So not only does the mayor get upset that a book has dropped on his head, he gets upset that people might actually get ideas from books (gasp!). Like a good dictator, he will be the one to tell people everything that they need to know. That is what the world was like before larger numbers of people were able to read on their own. They had to rely on leaders, especially religious leaders, to tell them anything they might need to know. The mayor then rips up all of the books and the result is that their town becomes quite boring indeed. On an editorial note, I love the fact that the books are in all different languages when we see their pages being ripped. I’m not sure how Rashin Kheiriyeh did it, but she ingeniously incorporated real text into her illustrations for an amazing affect.
Arlo follows the one page of ripped text that floated along “like a dandelion seed drifting on a wish.” It plants itself in the ground and Arlo sadly writes “The End.” Here is where the hope comes in. Arlo gets an idea by just writing those two words. He decides to write his own stories and share them. His actions magically manage a book tree sprout out of the ground containing his stories. A girl comes by and is given one of his books and the idea of reading once again spreads through the town “like pollen in the wind.” In the end, even the mayor can’t ignore the power of books and how they make his town a better place.
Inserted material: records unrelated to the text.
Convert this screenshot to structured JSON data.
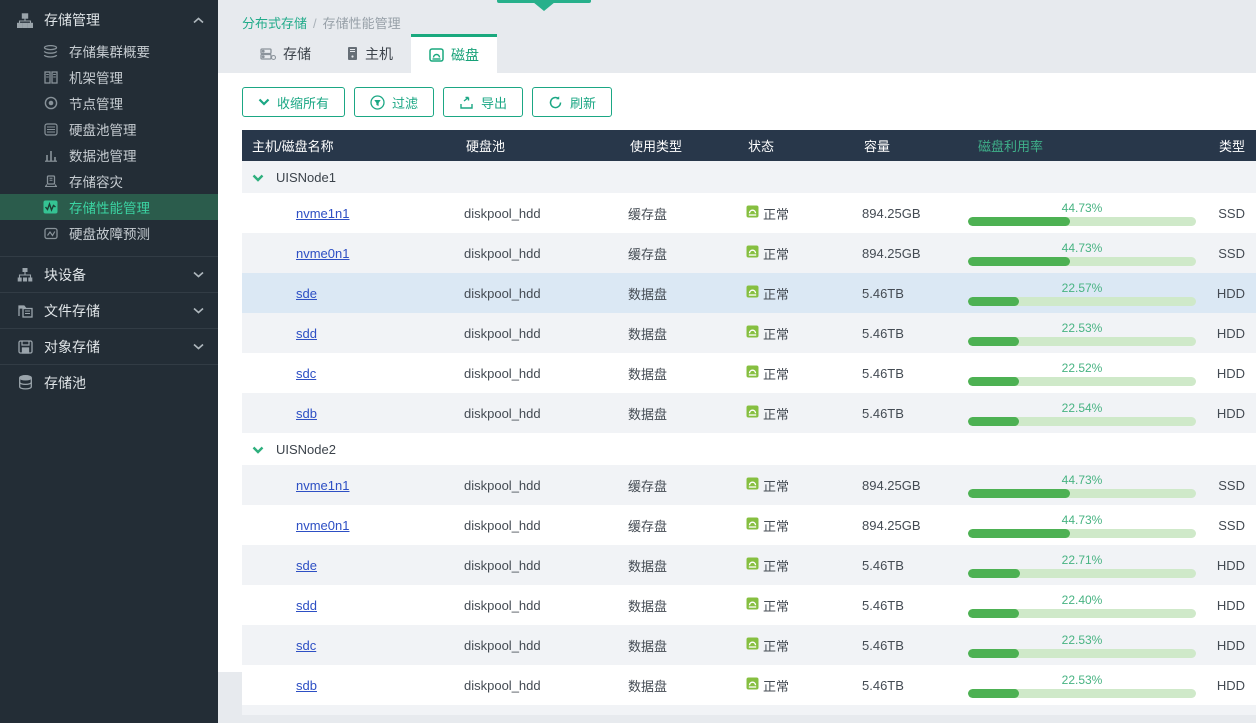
{
  "colors": {
    "accent_green": "#1ba784",
    "sidebar_bg": "#232d36",
    "sidebar_active_bg": "#2b5c4c",
    "sidebar_active_text": "#3bd3a2",
    "table_header_bg": "#28374a",
    "util_header_green": "#3fb08a",
    "bar_fill": "#4db153",
    "bar_track": "#cfe9c9",
    "status_icon_green": "#86bf40",
    "link_blue": "#2d4fc4",
    "row_stripe": "#f1f3f6",
    "row_highlight": "#dbe8f4"
  },
  "breadcrumb": {
    "root": "分布式存储",
    "separator": "/",
    "current": "存储性能管理"
  },
  "sidebar": {
    "group1": {
      "label": "存储管理",
      "chevron": "up"
    },
    "group1_items": [
      {
        "label": "存储集群概要"
      },
      {
        "label": "机架管理"
      },
      {
        "label": "节点管理"
      },
      {
        "label": "硬盘池管理"
      },
      {
        "label": "数据池管理"
      },
      {
        "label": "存储容灾"
      },
      {
        "label": "存储性能管理",
        "active": true
      },
      {
        "label": "硬盘故障预测"
      }
    ],
    "group2": {
      "label": "块设备",
      "chevron": "down"
    },
    "group3": {
      "label": "文件存储",
      "chevron": "down"
    },
    "group4": {
      "label": "对象存储",
      "chevron": "down"
    },
    "group5": {
      "label": "存储池"
    }
  },
  "tabs": [
    {
      "label": "存储",
      "active": false
    },
    {
      "label": "主机",
      "active": false
    },
    {
      "label": "磁盘",
      "active": true
    }
  ],
  "toolbar": {
    "collapse_all": "收缩所有",
    "filter": "过滤",
    "export": "导出",
    "refresh": "刷新"
  },
  "table": {
    "headers": [
      "主机/磁盘名称",
      "硬盘池",
      "使用类型",
      "状态",
      "容量",
      "磁盘利用率",
      "类型"
    ],
    "groups": [
      {
        "name": "UISNode1",
        "disks": [
          {
            "name": "nvme1n1",
            "pool": "diskpool_hdd",
            "use": "缓存盘",
            "status": "正常",
            "capacity": "894.25GB",
            "util": 44.73,
            "util_label": "44.73%",
            "type": "SSD"
          },
          {
            "name": "nvme0n1",
            "pool": "diskpool_hdd",
            "use": "缓存盘",
            "status": "正常",
            "capacity": "894.25GB",
            "util": 44.73,
            "util_label": "44.73%",
            "type": "SSD"
          },
          {
            "name": "sde",
            "pool": "diskpool_hdd",
            "use": "数据盘",
            "status": "正常",
            "capacity": "5.46TB",
            "util": 22.57,
            "util_label": "22.57%",
            "type": "HDD",
            "highlighted": true
          },
          {
            "name": "sdd",
            "pool": "diskpool_hdd",
            "use": "数据盘",
            "status": "正常",
            "capacity": "5.46TB",
            "util": 22.53,
            "util_label": "22.53%",
            "type": "HDD"
          },
          {
            "name": "sdc",
            "pool": "diskpool_hdd",
            "use": "数据盘",
            "status": "正常",
            "capacity": "5.46TB",
            "util": 22.52,
            "util_label": "22.52%",
            "type": "HDD"
          },
          {
            "name": "sdb",
            "pool": "diskpool_hdd",
            "use": "数据盘",
            "status": "正常",
            "capacity": "5.46TB",
            "util": 22.54,
            "util_label": "22.54%",
            "type": "HDD"
          }
        ]
      },
      {
        "name": "UISNode2",
        "disks": [
          {
            "name": "nvme1n1",
            "pool": "diskpool_hdd",
            "use": "缓存盘",
            "status": "正常",
            "capacity": "894.25GB",
            "util": 44.73,
            "util_label": "44.73%",
            "type": "SSD"
          },
          {
            "name": "nvme0n1",
            "pool": "diskpool_hdd",
            "use": "缓存盘",
            "status": "正常",
            "capacity": "894.25GB",
            "util": 44.73,
            "util_label": "44.73%",
            "type": "SSD"
          },
          {
            "name": "sde",
            "pool": "diskpool_hdd",
            "use": "数据盘",
            "status": "正常",
            "capacity": "5.46TB",
            "util": 22.71,
            "util_label": "22.71%",
            "type": "HDD"
          },
          {
            "name": "sdd",
            "pool": "diskpool_hdd",
            "use": "数据盘",
            "status": "正常",
            "capacity": "5.46TB",
            "util": 22.4,
            "util_label": "22.40%",
            "type": "HDD"
          },
          {
            "name": "sdc",
            "pool": "diskpool_hdd",
            "use": "数据盘",
            "status": "正常",
            "capacity": "5.46TB",
            "util": 22.53,
            "util_label": "22.53%",
            "type": "HDD"
          },
          {
            "name": "sdb",
            "pool": "diskpool_hdd",
            "use": "数据盘",
            "status": "正常",
            "capacity": "5.46TB",
            "util": 22.53,
            "util_label": "22.53%",
            "type": "HDD"
          }
        ]
      }
    ]
  }
}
I adored this book. I think this is such a perfect book to read to children during banned book week and throughout the year. There were so many wonderful phrases and the concept of book trees growing like real trees, creating flowers and pollen that floats through the air, is such a marvelous metaphor for what books can do. A powerful tribute to the power of books. Thank you to Edelweiss+ and Barefoot Books for an eARC of this book. All opinions are my own.